I will lead the blind
    by a road they do not know,
by paths they have not known
    I will guide them.
I will turn the darkness before them into light,
    the rough places into level ground.
These are the things I will do,
    and I will not forsake them.

We too, more than ever, need to hear these very words today. Remember earlier I asked you if there is a possibility that we are blind too? I can see many similarities in the Israelites journey of faith and our own journey. As we are struggling right now with the future of our churches, have we become blind to God’s very presence in the midst of our situations? Have we equated a thriving, packed church, filled with young adults and children to God’s presence or absence? Could God really be here where we are right now?  Could God be right here is our questioning, in our dismay, in our sadness in our fear? In our doubts? Have we let our darkness lead to blindness?

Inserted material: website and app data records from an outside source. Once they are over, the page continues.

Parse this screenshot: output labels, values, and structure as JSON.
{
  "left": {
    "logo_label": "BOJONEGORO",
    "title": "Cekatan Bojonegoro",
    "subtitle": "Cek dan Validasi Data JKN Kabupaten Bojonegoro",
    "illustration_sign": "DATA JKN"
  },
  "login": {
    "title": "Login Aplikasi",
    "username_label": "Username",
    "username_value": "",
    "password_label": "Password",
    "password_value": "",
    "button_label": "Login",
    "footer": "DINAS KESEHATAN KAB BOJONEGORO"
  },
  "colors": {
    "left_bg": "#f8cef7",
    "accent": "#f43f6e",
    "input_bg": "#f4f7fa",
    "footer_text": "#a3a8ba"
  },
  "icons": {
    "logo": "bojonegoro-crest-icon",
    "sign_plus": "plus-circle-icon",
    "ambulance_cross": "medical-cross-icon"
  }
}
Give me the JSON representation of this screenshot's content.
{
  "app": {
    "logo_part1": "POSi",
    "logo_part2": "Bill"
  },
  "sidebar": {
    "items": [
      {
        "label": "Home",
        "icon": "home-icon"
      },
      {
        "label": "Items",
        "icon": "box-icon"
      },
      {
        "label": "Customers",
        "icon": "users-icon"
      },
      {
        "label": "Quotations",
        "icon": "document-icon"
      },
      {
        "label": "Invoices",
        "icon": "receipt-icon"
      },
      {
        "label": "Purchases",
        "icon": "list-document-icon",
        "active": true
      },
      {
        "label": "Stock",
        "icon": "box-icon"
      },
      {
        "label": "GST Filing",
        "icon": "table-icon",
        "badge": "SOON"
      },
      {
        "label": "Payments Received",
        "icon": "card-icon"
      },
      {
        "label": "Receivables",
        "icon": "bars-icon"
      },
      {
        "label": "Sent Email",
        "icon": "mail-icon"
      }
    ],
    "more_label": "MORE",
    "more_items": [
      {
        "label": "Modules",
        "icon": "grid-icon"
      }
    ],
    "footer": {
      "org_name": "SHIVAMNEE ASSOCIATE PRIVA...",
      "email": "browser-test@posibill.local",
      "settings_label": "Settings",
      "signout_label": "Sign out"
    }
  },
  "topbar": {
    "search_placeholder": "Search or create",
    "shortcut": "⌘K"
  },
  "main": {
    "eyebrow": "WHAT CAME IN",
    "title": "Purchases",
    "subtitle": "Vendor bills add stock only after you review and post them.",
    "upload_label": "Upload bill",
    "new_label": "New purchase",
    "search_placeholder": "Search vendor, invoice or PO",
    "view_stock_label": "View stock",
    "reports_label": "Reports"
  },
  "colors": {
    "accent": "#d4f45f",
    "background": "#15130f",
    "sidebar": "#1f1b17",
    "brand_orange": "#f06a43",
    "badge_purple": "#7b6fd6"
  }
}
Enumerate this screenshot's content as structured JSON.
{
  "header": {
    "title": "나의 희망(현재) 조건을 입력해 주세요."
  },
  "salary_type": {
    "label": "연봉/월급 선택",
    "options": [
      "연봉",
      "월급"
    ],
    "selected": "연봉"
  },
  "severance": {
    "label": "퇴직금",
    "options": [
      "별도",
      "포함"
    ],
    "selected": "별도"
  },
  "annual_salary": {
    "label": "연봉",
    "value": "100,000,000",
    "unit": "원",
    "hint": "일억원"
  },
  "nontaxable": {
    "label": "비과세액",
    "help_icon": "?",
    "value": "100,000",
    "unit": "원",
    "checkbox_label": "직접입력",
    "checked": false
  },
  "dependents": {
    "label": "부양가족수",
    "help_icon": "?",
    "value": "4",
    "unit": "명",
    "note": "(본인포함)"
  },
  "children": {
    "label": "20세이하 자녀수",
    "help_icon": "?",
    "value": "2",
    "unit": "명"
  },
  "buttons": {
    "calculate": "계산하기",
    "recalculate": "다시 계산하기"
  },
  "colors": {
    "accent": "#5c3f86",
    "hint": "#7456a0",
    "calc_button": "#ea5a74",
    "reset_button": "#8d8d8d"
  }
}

What is God calling us to do right now? We must learn to trust in the darkness, trust that in the darkness, God is still working, working in ways that we do not know. In the darkness we can finally learn that it is God who holds both our history and our future and we’re not in charge. Thanks be to God! The darkness slows us down, helps us to stay connected to one another and if we can let go, the darkness that leads to blindness, can instead lead us closer to God and God’s ever abiding presence.

Isaiah helps us by reminding us that God will guide us, it will be a road we do not know. We must let go of thinking we know that path that is before us.

Isaiah reminded the people in Babylon that the road before them was a road they had not been on before. They had to let go of thinking they could return to the past, to a way of life that they knew. We must do the same. We must let go of thinking the future we keep hoping for will be the same road we have been on before. This darkness we face is truly a blessing in disguise. Because this darkness sheds our own sense of self-reliance, independence  and our own sense of control. In the darkness, we must surrender totally to the living God who promises us that someday the darkness with be turned into light and the rough places will become smooth. Trust the darkness, but don’t let it make us blind to God. Amen